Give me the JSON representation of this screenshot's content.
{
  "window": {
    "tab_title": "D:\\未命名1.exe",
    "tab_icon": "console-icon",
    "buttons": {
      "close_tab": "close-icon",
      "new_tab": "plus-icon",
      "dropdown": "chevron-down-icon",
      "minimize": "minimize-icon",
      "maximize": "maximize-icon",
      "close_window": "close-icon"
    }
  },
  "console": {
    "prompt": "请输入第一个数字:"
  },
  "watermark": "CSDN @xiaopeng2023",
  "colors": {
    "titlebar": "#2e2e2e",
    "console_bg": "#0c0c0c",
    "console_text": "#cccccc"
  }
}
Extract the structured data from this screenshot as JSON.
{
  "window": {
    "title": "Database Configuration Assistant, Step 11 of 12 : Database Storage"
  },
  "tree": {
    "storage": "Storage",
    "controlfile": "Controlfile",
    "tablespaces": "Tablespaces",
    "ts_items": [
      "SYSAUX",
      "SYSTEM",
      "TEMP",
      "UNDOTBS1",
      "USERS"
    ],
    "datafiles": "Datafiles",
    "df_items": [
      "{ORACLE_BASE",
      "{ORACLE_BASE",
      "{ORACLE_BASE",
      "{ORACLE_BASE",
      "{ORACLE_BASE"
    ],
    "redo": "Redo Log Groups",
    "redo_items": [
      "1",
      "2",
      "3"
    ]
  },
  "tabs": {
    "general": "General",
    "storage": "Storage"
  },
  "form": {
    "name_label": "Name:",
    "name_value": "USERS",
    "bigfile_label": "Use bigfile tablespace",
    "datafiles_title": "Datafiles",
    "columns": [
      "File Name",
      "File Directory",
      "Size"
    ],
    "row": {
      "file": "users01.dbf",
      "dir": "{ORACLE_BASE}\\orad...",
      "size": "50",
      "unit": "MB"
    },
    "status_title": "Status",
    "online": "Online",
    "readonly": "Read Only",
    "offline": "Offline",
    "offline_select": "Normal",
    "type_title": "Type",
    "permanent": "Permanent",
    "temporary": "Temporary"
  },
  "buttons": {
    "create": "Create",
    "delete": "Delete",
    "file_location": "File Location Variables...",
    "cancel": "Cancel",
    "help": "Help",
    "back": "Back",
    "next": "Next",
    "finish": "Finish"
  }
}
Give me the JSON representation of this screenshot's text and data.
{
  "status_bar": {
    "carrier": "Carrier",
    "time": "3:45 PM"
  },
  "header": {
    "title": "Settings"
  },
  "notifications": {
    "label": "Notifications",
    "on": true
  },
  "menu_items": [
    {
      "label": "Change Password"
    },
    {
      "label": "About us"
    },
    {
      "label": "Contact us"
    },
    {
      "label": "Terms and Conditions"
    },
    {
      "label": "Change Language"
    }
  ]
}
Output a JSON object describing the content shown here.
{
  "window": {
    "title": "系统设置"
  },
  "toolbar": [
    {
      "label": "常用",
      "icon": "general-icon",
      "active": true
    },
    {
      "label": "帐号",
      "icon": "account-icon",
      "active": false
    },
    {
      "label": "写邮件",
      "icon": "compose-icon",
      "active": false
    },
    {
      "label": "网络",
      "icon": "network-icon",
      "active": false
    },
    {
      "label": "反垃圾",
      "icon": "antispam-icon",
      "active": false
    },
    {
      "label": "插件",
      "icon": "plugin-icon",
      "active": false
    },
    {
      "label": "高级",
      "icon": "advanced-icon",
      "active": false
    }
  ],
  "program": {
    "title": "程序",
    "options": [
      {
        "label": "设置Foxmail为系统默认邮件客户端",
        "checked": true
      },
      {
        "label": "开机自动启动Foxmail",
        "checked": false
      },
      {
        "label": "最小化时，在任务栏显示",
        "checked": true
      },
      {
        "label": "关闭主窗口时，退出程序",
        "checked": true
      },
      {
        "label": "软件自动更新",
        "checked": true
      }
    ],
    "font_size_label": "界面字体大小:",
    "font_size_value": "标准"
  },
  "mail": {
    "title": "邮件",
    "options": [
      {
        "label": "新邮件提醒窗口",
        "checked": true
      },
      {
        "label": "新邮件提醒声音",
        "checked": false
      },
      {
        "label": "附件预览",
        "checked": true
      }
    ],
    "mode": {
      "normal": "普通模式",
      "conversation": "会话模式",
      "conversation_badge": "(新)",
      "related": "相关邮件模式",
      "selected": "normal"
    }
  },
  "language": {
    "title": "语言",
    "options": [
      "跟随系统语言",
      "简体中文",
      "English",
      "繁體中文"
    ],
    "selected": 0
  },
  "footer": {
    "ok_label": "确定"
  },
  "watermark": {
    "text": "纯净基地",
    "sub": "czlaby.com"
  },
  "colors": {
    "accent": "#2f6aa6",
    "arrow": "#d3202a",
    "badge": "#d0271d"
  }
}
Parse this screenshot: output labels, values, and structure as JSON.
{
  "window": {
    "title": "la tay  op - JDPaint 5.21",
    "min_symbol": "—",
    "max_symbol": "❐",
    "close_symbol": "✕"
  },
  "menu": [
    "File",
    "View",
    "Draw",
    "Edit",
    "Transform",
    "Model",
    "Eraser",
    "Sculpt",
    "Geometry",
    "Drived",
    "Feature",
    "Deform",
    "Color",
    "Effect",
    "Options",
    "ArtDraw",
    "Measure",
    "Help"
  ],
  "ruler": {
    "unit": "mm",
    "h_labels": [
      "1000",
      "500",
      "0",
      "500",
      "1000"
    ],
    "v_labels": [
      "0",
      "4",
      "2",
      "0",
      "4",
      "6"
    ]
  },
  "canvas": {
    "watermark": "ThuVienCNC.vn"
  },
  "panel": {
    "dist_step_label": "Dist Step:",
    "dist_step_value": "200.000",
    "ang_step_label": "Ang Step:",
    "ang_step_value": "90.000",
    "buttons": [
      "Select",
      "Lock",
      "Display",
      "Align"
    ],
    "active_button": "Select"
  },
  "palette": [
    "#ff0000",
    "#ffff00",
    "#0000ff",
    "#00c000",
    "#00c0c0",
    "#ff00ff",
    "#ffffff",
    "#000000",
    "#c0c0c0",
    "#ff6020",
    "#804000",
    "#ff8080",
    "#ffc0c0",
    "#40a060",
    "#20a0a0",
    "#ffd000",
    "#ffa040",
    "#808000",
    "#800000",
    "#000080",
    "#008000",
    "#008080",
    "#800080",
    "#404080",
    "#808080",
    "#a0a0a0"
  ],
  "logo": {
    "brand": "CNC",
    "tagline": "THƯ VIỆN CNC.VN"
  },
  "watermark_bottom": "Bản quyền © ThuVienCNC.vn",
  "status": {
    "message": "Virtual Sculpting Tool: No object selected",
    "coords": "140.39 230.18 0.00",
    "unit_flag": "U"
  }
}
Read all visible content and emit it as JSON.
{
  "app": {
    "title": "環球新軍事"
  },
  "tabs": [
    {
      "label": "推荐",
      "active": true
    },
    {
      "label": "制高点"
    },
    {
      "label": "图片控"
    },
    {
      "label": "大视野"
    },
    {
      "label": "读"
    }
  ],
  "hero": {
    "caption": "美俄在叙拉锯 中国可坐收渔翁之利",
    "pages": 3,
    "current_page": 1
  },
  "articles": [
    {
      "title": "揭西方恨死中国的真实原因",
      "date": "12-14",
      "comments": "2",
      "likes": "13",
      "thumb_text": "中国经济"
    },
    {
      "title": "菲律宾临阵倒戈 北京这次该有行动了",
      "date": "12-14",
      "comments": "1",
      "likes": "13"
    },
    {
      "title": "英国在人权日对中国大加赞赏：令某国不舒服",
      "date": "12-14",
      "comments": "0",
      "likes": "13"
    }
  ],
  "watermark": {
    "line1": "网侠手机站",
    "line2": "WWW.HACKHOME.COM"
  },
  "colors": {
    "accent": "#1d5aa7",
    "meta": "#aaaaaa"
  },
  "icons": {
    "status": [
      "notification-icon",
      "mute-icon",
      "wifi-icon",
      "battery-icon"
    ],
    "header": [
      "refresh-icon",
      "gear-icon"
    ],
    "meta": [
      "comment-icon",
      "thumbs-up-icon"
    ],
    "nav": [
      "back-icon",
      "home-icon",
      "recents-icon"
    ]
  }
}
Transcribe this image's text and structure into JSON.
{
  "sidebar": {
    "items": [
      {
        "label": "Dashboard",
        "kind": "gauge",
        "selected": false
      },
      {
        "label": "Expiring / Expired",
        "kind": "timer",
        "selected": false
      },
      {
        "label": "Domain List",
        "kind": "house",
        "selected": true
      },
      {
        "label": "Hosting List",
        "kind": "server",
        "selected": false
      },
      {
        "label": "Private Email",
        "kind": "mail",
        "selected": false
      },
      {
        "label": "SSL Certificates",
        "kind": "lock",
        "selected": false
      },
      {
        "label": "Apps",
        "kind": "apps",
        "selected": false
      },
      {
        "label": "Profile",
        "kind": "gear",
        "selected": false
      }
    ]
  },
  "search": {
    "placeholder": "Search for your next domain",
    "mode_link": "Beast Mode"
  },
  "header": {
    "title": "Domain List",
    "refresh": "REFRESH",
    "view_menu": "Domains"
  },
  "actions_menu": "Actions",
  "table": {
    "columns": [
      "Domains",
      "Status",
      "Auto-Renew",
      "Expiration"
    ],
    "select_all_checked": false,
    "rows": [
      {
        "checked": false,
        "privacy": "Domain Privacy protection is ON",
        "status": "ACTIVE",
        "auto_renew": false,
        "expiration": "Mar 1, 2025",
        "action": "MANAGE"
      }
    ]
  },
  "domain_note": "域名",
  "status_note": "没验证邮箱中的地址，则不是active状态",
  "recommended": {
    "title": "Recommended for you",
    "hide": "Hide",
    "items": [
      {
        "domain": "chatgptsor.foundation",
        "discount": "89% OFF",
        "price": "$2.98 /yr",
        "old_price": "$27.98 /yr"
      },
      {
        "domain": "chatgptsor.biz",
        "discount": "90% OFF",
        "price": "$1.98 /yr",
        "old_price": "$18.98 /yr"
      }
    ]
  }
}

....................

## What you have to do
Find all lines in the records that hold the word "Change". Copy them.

## Reply
      "label": "Change Password"
      "label": "Change Language"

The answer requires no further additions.